Victoria showed the first signs of a serious illness in January of last year.
“She became very sick, very suddenly,” said Vanessa Fox, Victoria’s mom. “We took her to see the pediatrician, but he couldn’t find anything wrong.”
Soon after, Fox noticed something was off about her daughter’s right eye.
“It just wasn’t right. It wasn’t very noticeable, but it made me really concerned,” she said.
One afternoon when Victoria was watching cartoons, Fox covered her daughter’s left eye and asked if she could see the TV. Victoria could not.
“We went straight back to the doctor and he ordered a CT scan. That night we found out it was a tumor,” said Fox.
Childhood cancer is not uncommon, but sadly it is not rare. The experience of Victoria is worth reflecting on this month, with September being Childhood Cancer Awareness Month. The national program seeks to raise awareness as well as honor the courage and perseverance of affected families.

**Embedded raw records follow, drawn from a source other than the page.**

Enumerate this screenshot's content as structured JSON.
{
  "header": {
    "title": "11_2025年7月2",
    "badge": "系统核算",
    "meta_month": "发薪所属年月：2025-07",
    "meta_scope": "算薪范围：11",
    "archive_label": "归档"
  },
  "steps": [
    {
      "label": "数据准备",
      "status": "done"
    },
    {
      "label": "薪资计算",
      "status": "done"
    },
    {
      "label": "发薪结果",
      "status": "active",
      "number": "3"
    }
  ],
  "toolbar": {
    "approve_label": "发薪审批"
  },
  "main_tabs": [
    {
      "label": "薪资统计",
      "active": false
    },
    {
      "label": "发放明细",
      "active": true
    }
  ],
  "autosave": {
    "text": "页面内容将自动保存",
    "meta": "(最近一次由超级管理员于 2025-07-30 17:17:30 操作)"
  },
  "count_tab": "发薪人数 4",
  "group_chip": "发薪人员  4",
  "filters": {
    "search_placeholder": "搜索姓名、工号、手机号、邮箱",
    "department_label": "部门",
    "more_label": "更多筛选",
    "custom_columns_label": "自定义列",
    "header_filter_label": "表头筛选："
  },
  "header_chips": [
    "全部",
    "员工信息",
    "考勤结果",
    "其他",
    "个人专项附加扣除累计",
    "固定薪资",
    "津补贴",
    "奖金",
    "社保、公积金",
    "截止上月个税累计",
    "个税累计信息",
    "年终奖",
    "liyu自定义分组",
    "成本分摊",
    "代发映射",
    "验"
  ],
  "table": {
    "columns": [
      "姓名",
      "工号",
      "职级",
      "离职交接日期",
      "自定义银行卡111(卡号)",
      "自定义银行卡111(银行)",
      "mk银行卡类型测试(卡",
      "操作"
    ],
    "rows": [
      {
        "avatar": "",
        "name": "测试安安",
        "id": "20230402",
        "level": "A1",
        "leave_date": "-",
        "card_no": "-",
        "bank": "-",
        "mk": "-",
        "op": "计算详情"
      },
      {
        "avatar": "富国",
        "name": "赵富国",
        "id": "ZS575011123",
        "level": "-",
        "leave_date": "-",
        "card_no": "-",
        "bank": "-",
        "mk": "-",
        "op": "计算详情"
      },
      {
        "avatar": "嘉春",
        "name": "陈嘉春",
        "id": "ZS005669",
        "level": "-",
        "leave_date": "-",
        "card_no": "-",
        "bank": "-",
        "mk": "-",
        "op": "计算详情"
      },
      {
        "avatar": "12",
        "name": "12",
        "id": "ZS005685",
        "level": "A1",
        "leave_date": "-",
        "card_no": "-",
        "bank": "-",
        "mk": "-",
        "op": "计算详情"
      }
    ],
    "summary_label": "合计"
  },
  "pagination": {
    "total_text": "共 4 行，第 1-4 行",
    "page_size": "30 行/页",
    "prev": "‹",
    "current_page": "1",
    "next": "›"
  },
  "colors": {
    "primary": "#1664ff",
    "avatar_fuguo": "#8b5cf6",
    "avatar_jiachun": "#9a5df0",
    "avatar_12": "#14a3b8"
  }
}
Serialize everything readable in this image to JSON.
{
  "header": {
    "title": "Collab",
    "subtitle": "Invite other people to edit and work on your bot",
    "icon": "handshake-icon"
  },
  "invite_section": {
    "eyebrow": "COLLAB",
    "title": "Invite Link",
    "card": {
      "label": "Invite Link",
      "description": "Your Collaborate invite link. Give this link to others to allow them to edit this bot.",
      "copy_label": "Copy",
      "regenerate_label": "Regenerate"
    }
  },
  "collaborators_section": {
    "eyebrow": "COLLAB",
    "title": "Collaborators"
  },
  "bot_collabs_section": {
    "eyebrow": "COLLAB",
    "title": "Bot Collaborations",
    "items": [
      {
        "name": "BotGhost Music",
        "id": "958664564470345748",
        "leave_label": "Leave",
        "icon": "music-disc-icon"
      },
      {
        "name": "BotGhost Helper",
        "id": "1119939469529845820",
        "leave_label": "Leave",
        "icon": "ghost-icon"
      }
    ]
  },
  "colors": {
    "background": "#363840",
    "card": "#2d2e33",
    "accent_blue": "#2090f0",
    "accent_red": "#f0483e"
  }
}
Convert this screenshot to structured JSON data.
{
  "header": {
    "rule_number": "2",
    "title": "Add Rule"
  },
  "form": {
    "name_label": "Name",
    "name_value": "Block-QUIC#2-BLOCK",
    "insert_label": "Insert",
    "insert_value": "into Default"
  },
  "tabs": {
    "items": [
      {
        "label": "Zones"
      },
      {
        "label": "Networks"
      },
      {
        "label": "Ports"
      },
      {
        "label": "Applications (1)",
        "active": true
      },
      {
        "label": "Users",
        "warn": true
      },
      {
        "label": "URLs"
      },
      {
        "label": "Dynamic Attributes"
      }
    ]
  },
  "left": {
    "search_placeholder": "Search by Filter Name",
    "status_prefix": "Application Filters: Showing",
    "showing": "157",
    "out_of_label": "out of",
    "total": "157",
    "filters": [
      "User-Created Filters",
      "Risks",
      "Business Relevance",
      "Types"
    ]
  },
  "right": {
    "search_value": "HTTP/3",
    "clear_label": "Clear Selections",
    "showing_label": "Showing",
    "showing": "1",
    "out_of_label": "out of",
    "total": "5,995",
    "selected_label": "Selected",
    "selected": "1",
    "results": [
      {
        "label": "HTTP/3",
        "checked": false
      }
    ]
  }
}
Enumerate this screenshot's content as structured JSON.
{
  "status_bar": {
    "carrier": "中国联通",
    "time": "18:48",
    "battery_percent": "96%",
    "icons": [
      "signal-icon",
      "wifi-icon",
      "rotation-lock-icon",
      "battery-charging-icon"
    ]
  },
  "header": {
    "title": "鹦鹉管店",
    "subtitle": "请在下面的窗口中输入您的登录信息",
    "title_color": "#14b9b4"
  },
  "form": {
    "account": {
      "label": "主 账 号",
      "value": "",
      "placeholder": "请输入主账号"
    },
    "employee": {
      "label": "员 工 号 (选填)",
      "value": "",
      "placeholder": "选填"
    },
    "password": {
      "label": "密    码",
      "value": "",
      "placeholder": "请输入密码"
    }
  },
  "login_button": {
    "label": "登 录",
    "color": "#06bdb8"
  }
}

In February 2011, Victoria was diagnosed with parameningeal embryonal rhabdomyosarcoma, a type of cancer that can appear during a child’s first decade of life.
“It was very hard to swallow,” said Fox. “We just prayed.”
Victoria received proton therapy, a treatment that is very precise and minimizes the risk of damaging surrounding tissue, at MD Anderson Proton Therapy Center in Houston. Dr. Anita Mahajan, Victoria’s radiation oncologist, said she will never forget the girl and her family.
is such a strong and precocious little girl,” said Mahajan. “She will
always stick in my mind as the youngest child who did not require
sedation for treatment. She would stay perfectly still.”
Fox said they would call the MRIs “taking pictures,” in order to create a positive association with the treatment.
was a very hard experience on all of us,” said Fox. “Especially at
first, it was difficult to get Victoria to take all of the medications
Although the tumor left Victoria blind in her right eye, she responded well to the treatment.
October, the Make-a-Wish Foundation granted her wish to visit Disney
World. While Make-a-Wish representatives were at the Fox family home,
Victoria’s oncologist phoned: Her tumor was gone.
The family celebrated her remission in Orlando, Fla.
was a miracle,” said Vanessa Fox. “We were so unbelievably happy. It
was one of the best days!” With spirit and ease, Victoria brings levity
to the conversation. When asked about her experience with cancer, she
said she first wanted to talk about kindergarten.
we learned: Don’t smack too much; don’t drink so much or eat candy so
much,” Victoria said. “It is important to eat healthy and eat your
veggies to keep your body healthy and strong.”
As for her own favorite foods, Victoria said she enjoys cheese pizza and applesauce.
the cancer almost a year in remission, the girl appreciates the role of
good health. That’s a lesson she learned even before kindergarten.